## Try it
Verbatim repeat, images excluded. Give each entry again as written.
----
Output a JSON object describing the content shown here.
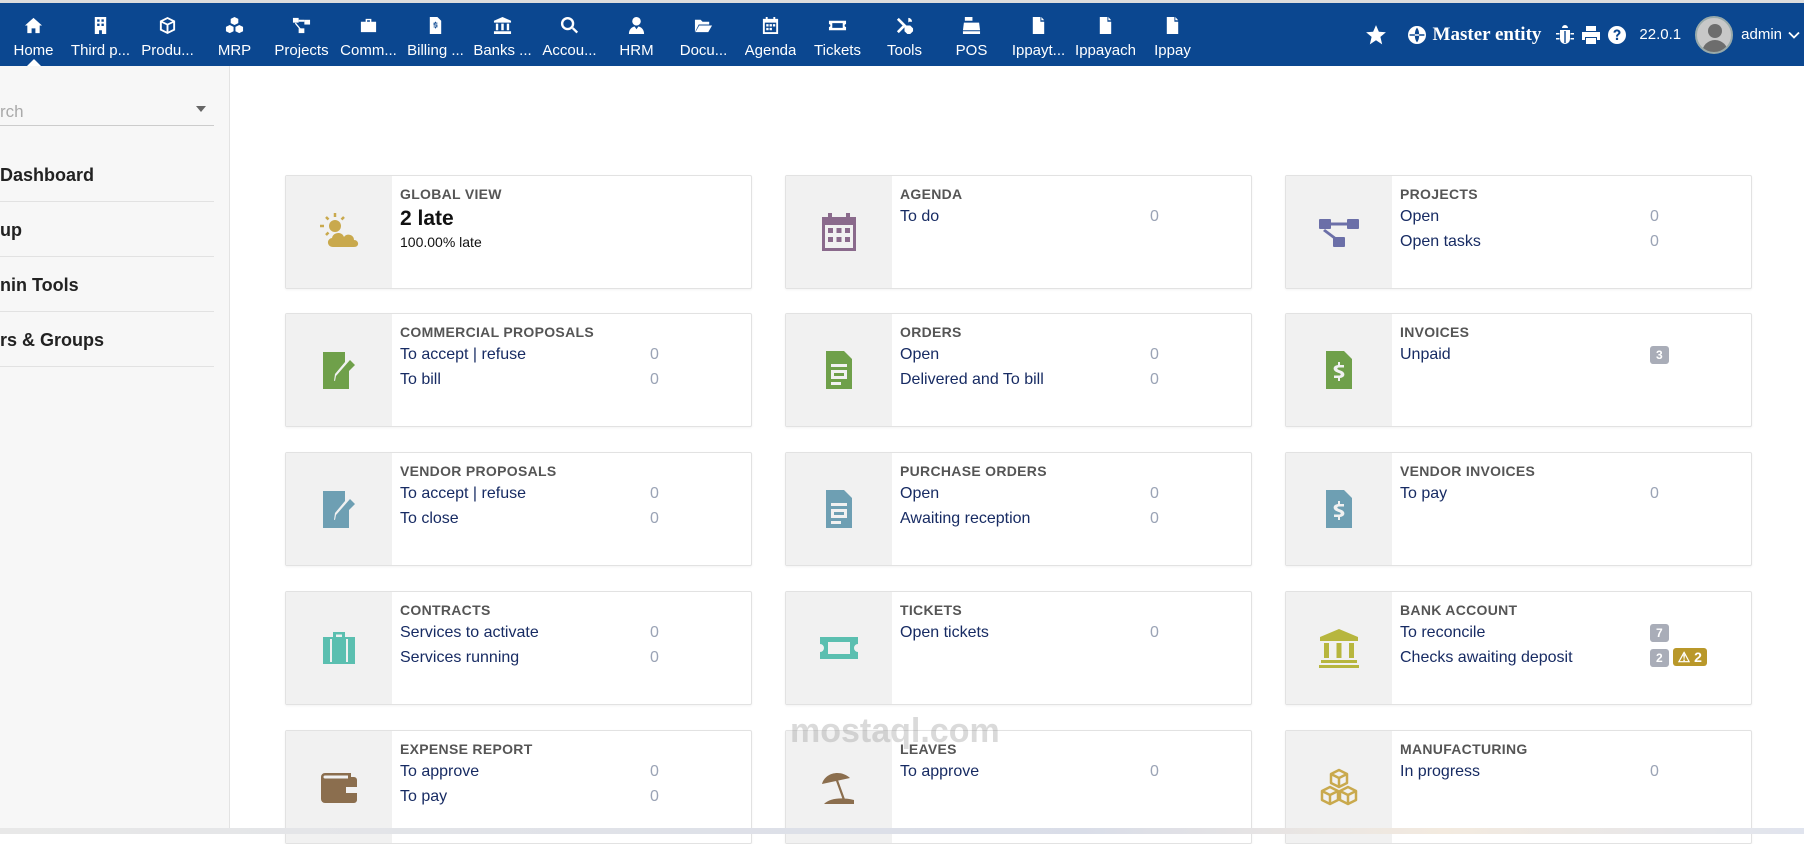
{
  "menu": [
    {
      "label": "Home",
      "icon": "home-icon"
    },
    {
      "label": "Third p...",
      "icon": "building-icon"
    },
    {
      "label": "Produ...",
      "icon": "cube-icon"
    },
    {
      "label": "MRP",
      "icon": "cubes-icon"
    },
    {
      "label": "Projects",
      "icon": "project-diagram-icon"
    },
    {
      "label": "Comm...",
      "icon": "suitcase-icon"
    },
    {
      "label": "Billing ...",
      "icon": "file-invoice-icon"
    },
    {
      "label": "Banks ...",
      "icon": "bank-icon"
    },
    {
      "label": "Accou...",
      "icon": "search-dollar-icon"
    },
    {
      "label": "HRM",
      "icon": "user-tie-icon"
    },
    {
      "label": "Docu...",
      "icon": "folder-open-icon"
    },
    {
      "label": "Agenda",
      "icon": "calendar-icon"
    },
    {
      "label": "Tickets",
      "icon": "ticket-icon"
    },
    {
      "label": "Tools",
      "icon": "tools-icon"
    },
    {
      "label": "POS",
      "icon": "cash-register-icon"
    },
    {
      "label": "Ippayt...",
      "icon": "file-icon"
    },
    {
      "label": "Ippayach",
      "icon": "file-icon"
    },
    {
      "label": "Ippay",
      "icon": "file-icon"
    }
  ],
  "topright": {
    "entity": "Master entity",
    "version": "22.0.1",
    "user": "admin"
  },
  "sidebar": {
    "search_text": "rch",
    "links": [
      "Dashboard",
      "up",
      "nin Tools",
      "rs & Groups"
    ]
  },
  "boxes": {
    "global": {
      "title": "GLOBAL VIEW",
      "big": "2 late",
      "small": "100.00% late"
    },
    "agenda": {
      "title": "AGENDA",
      "lines": [
        {
          "label": "To do",
          "value": "0"
        }
      ]
    },
    "projects": {
      "title": "PROJECTS",
      "lines": [
        {
          "label": "Open",
          "value": "0"
        },
        {
          "label": "Open tasks",
          "value": "0"
        }
      ]
    },
    "commercial": {
      "title": "COMMERCIAL PROPOSALS",
      "lines": [
        {
          "label": "To accept | refuse",
          "value": "0"
        },
        {
          "label": "To bill",
          "value": "0"
        }
      ]
    },
    "orders": {
      "title": "ORDERS",
      "lines": [
        {
          "label": "Open",
          "value": "0"
        },
        {
          "label": "Delivered and To bill",
          "value": "0"
        }
      ]
    },
    "invoices": {
      "title": "INVOICES",
      "lines": [
        {
          "label": "Unpaid",
          "value": "3"
        }
      ]
    },
    "vendorprop": {
      "title": "VENDOR PROPOSALS",
      "lines": [
        {
          "label": "To accept | refuse",
          "value": "0"
        },
        {
          "label": "To close",
          "value": "0"
        }
      ]
    },
    "purchase": {
      "title": "PURCHASE ORDERS",
      "lines": [
        {
          "label": "Open",
          "value": "0"
        },
        {
          "label": "Awaiting reception",
          "value": "0"
        }
      ]
    },
    "vendorinv": {
      "title": "VENDOR INVOICES",
      "lines": [
        {
          "label": "To pay",
          "value": "0"
        }
      ]
    },
    "contracts": {
      "title": "CONTRACTS",
      "lines": [
        {
          "label": "Services to activate",
          "value": "0"
        },
        {
          "label": "Services running",
          "value": "0"
        }
      ]
    },
    "tickets": {
      "title": "TICKETS",
      "lines": [
        {
          "label": "Open tickets",
          "value": "0"
        }
      ]
    },
    "bank": {
      "title": "BANK ACCOUNT",
      "lines": [
        {
          "label": "To reconcile",
          "value": "7"
        },
        {
          "label": "Checks awaiting deposit",
          "value": "2",
          "warn": "2"
        }
      ]
    },
    "expense": {
      "title": "EXPENSE REPORT",
      "lines": [
        {
          "label": "To approve",
          "value": "0"
        },
        {
          "label": "To pay",
          "value": "0"
        }
      ]
    },
    "leaves": {
      "title": "LEAVES",
      "lines": [
        {
          "label": "To approve",
          "value": "0"
        }
      ]
    },
    "manufacturing": {
      "title": "MANUFACTURING",
      "lines": [
        {
          "label": "In progress",
          "value": "0"
        }
      ]
    }
  },
  "watermark": "mostaql.com",
  "colors": {
    "topbar": "#0b4790",
    "link": "#172b63",
    "muted": "#9aa3b5"
  }
}
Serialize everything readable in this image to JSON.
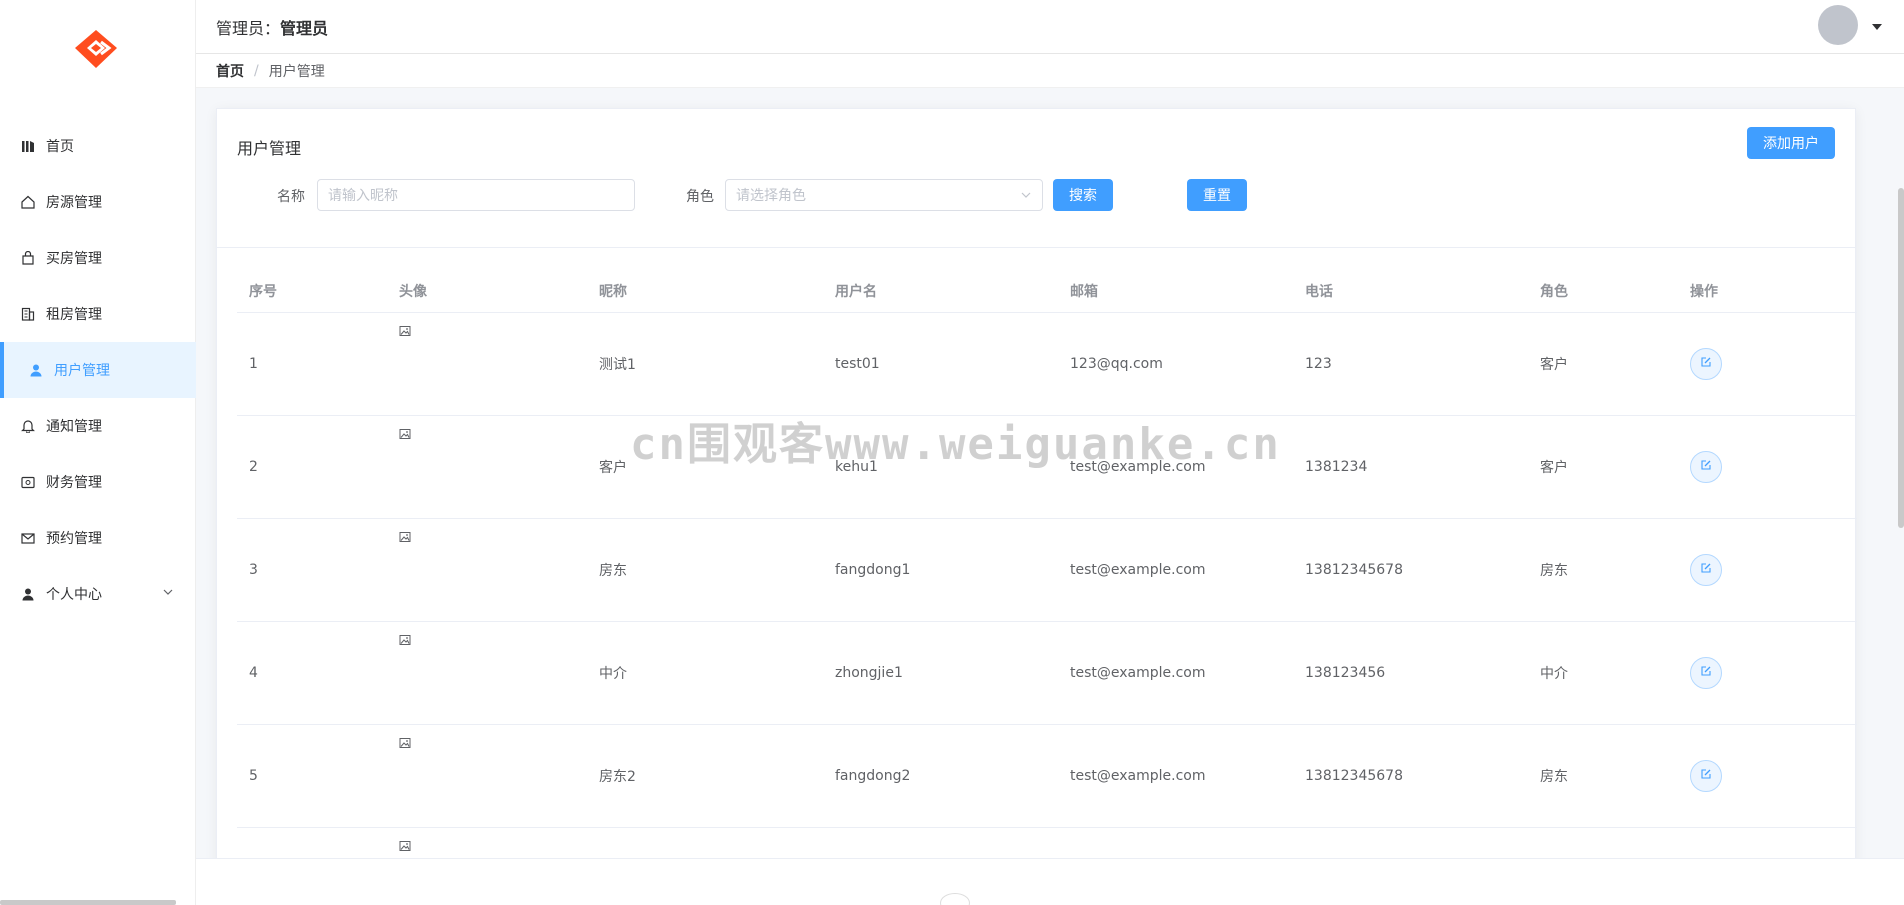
{
  "header": {
    "admin_prefix": "管理员：",
    "admin_name": "管理员"
  },
  "breadcrumb": {
    "home": "首页",
    "separator": "/",
    "current": "用户管理"
  },
  "sidebar": {
    "items": [
      {
        "label": "首页",
        "icon": "chart-icon"
      },
      {
        "label": "房源管理",
        "icon": "house-icon"
      },
      {
        "label": "买房管理",
        "icon": "bag-icon"
      },
      {
        "label": "租房管理",
        "icon": "building-icon"
      },
      {
        "label": "用户管理",
        "icon": "user-icon",
        "active": true
      },
      {
        "label": "通知管理",
        "icon": "bell-icon"
      },
      {
        "label": "财务管理",
        "icon": "wallet-icon"
      },
      {
        "label": "预约管理",
        "icon": "mail-icon"
      },
      {
        "label": "个人中心",
        "icon": "user-icon",
        "expandable": true
      }
    ]
  },
  "card": {
    "title": "用户管理",
    "add_button": "添加用户",
    "filters": {
      "name_label": "名称",
      "name_placeholder": "请输入昵称",
      "role_label": "角色",
      "role_placeholder": "请选择角色",
      "search_button": "搜索",
      "reset_button": "重置"
    }
  },
  "table": {
    "columns": [
      "序号",
      "头像",
      "昵称",
      "用户名",
      "邮箱",
      "电话",
      "角色",
      "操作"
    ],
    "rows": [
      {
        "idx": "1",
        "nickname": "测试1",
        "username": "test01",
        "email": "123@qq.com",
        "phone": "123",
        "role": "客户"
      },
      {
        "idx": "2",
        "nickname": "客户",
        "username": "kehu1",
        "email": "test@example.com",
        "phone": "1381234",
        "role": "客户"
      },
      {
        "idx": "3",
        "nickname": "房东",
        "username": "fangdong1",
        "email": "test@example.com",
        "phone": "13812345678",
        "role": "房东"
      },
      {
        "idx": "4",
        "nickname": "中介",
        "username": "zhongjie1",
        "email": "test@example.com",
        "phone": "138123456",
        "role": "中介"
      },
      {
        "idx": "5",
        "nickname": "房东2",
        "username": "fangdong2",
        "email": "test@example.com",
        "phone": "13812345678",
        "role": "房东"
      },
      {
        "idx": "",
        "nickname": "",
        "username": "",
        "email": "",
        "phone": "",
        "role": ""
      }
    ]
  },
  "watermark": "cn围观客www.weiguanke.cn",
  "colors": {
    "primary": "#409eff",
    "logo": "#ff4d1f",
    "active_bg": "#e8f4ff"
  }
}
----
## Solution for this problem
Output a JSON object describing the content shown here.
{
  "menu": [
    {
      "label": "Home",
      "icon": "home-icon"
    },
    {
      "label": "Third p...",
      "icon": "building-icon"
    },
    {
      "label": "Produ...",
      "icon": "cube-icon"
    },
    {
      "label": "MRP",
      "icon": "cubes-icon"
    },
    {
      "label": "Projects",
      "icon": "project-diagram-icon"
    },
    {
      "label": "Comm...",
      "icon": "suitcase-icon"
    },
    {
      "label": "Billing ...",
      "icon": "file-invoice-icon"
    },
    {
      "label": "Banks ...",
      "icon": "bank-icon"
    },
    {
      "label": "Accou...",
      "icon": "search-dollar-icon"
    },
    {
      "label": "HRM",
      "icon": "user-tie-icon"
    },
    {
      "label": "Docu...",
      "icon": "folder-open-icon"
    },
    {
      "label": "Agenda",
      "icon": "calendar-icon"
    },
    {
      "label": "Tickets",
      "icon": "ticket-icon"
    },
    {
      "label": "Tools",
      "icon": "tools-icon"
    },
    {
      "label": "POS",
      "icon": "cash-register-icon"
    },
    {
      "label": "Ippayt...",
      "icon": "file-icon"
    },
    {
      "label": "Ippayach",
      "icon": "file-icon"
    },
    {
      "label": "Ippay",
      "icon": "file-icon"
    }
  ],
  "topright": {
    "entity": "Master entity",
    "version": "22.0.1",
    "user": "admin"
  },
  "sidebar": {
    "search_text": "rch",
    "links": [
      "Dashboard",
      "up",
      "nin Tools",
      "rs & Groups"
    ]
  },
  "boxes": {
    "global": {
      "title": "GLOBAL VIEW",
      "big": "2 late",
      "small": "100.00% late"
    },
    "agenda": {
      "title": "AGENDA",
      "lines": [
        {
          "label": "To do",
          "value": "0"
        }
      ]
    },
    "projects": {
      "title": "PROJECTS",
      "lines": [
        {
          "label": "Open",
          "value": "0"
        },
        {
          "label": "Open tasks",
          "value": "0"
        }
      ]
    },
    "commercial": {
      "title": "COMMERCIAL PROPOSALS",
      "lines": [
        {
          "label": "To accept | refuse",
          "value": "0"
        },
        {
          "label": "To bill",
          "value": "0"
        }
      ]
    },
    "orders": {
      "title": "ORDERS",
      "lines": [
        {
          "label": "Open",
          "value": "0"
        },
        {
          "label": "Delivered and To bill",
          "value": "0"
        }
      ]
    },
    "invoices": {
      "title": "INVOICES",
      "lines": [
        {
          "label": "Unpaid",
          "value": "3"
        }
      ]
    },
    "vendorprop": {
      "title": "VENDOR PROPOSALS",
      "lines": [
        {
          "label": "To accept | refuse",
          "value": "0"
        },
        {
          "label": "To close",
          "value": "0"
        }
      ]
    },
    "purchase": {
      "title": "PURCHASE ORDERS",
      "lines": [
        {
          "label": "Open",
          "value": "0"
        },
        {
          "label": "Awaiting reception",
          "value": "0"
        }
      ]
    },
    "vendorinv": {
      "title": "VENDOR INVOICES",
      "lines": [
        {
          "label": "To pay",
          "value": "0"
        }
      ]
    },
    "contracts": {
      "title": "CONTRACTS",
      "lines": [
        {
          "label": "Services to activate",
          "value": "0"
        },
        {
          "label": "Services running",
          "value": "0"
        }
      ]
    },
    "tickets": {
      "title": "TICKETS",
      "lines": [
        {
          "label": "Open tickets",
          "value": "0"
        }
      ]
    },
    "bank": {
      "title": "BANK ACCOUNT",
      "lines": [
        {
          "label": "To reconcile",
          "value": "7"
        },
        {
          "label": "Checks awaiting deposit",
          "value": "2",
          "warn": "2"
        }
      ]
    },
    "expense": {
      "title": "EXPENSE REPORT",
      "lines": [
        {
          "label": "To approve",
          "value": "0"
        },
        {
          "label": "To pay",
          "value": "0"
        }
      ]
    },
    "leaves": {
      "title": "LEAVES",
      "lines": [
        {
          "label": "To approve",
          "value": "0"
        }
      ]
    },
    "manufacturing": {
      "title": "MANUFACTURING",
      "lines": [
        {
          "label": "In progress",
          "value": "0"
        }
      ]
    }
  },
  "watermark": "mostaql.com",
  "colors": {
    "topbar": "#0b4790",
    "link": "#172b63",
    "muted": "#9aa3b5"
  }
}
Serialize everything readable in this image to JSON.
{
  "header": {
    "admin_prefix": "管理员：",
    "admin_name": "管理员"
  },
  "breadcrumb": {
    "home": "首页",
    "separator": "/",
    "current": "用户管理"
  },
  "sidebar": {
    "items": [
      {
        "label": "首页",
        "icon": "chart-icon"
      },
      {
        "label": "房源管理",
        "icon": "house-icon"
      },
      {
        "label": "买房管理",
        "icon": "bag-icon"
      },
      {
        "label": "租房管理",
        "icon": "building-icon"
      },
      {
        "label": "用户管理",
        "icon": "user-icon",
        "active": true
      },
      {
        "label": "通知管理",
        "icon": "bell-icon"
      },
      {
        "label": "财务管理",
        "icon": "wallet-icon"
      },
      {
        "label": "预约管理",
        "icon": "mail-icon"
      },
      {
        "label": "个人中心",
        "icon": "user-icon",
        "expandable": true
      }
    ]
  },
  "card": {
    "title": "用户管理",
    "add_button": "添加用户",
    "filters": {
      "name_label": "名称",
      "name_placeholder": "请输入昵称",
      "role_label": "角色",
      "role_placeholder": "请选择角色",
      "search_button": "搜索",
      "reset_button": "重置"
    }
  },
  "table": {
    "columns": [
      "序号",
      "头像",
      "昵称",
      "用户名",
      "邮箱",
      "电话",
      "角色",
      "操作"
    ],
    "rows": [
      {
        "idx": "1",
        "nickname": "测试1",
        "username": "test01",
        "email": "123@qq.com",
        "phone": "123",
        "role": "客户"
      },
      {
        "idx": "2",
        "nickname": "客户",
        "username": "kehu1",
        "email": "test@example.com",
        "phone": "1381234",
        "role": "客户"
      },
      {
        "idx": "3",
        "nickname": "房东",
        "username": "fangdong1",
        "email": "test@example.com",
        "phone": "13812345678",
        "role": "房东"
      },
      {
        "idx": "4",
        "nickname": "中介",
        "username": "zhongjie1",
        "email": "test@example.com",
        "phone": "138123456",
        "role": "中介"
      },
      {
        "idx": "5",
        "nickname": "房东2",
        "username": "fangdong2",
        "email": "test@example.com",
        "phone": "13812345678",
        "role": "房东"
      },
      {
        "idx": "",
        "nickname": "",
        "username": "",
        "email": "",
        "phone": "",
        "role": ""
      }
    ]
  },
  "watermark": "cn围观客www.weiguanke.cn",
  "colors": {
    "primary": "#409eff",
    "logo": "#ff4d1f",
    "active_bg": "#e8f4ff"
  }
}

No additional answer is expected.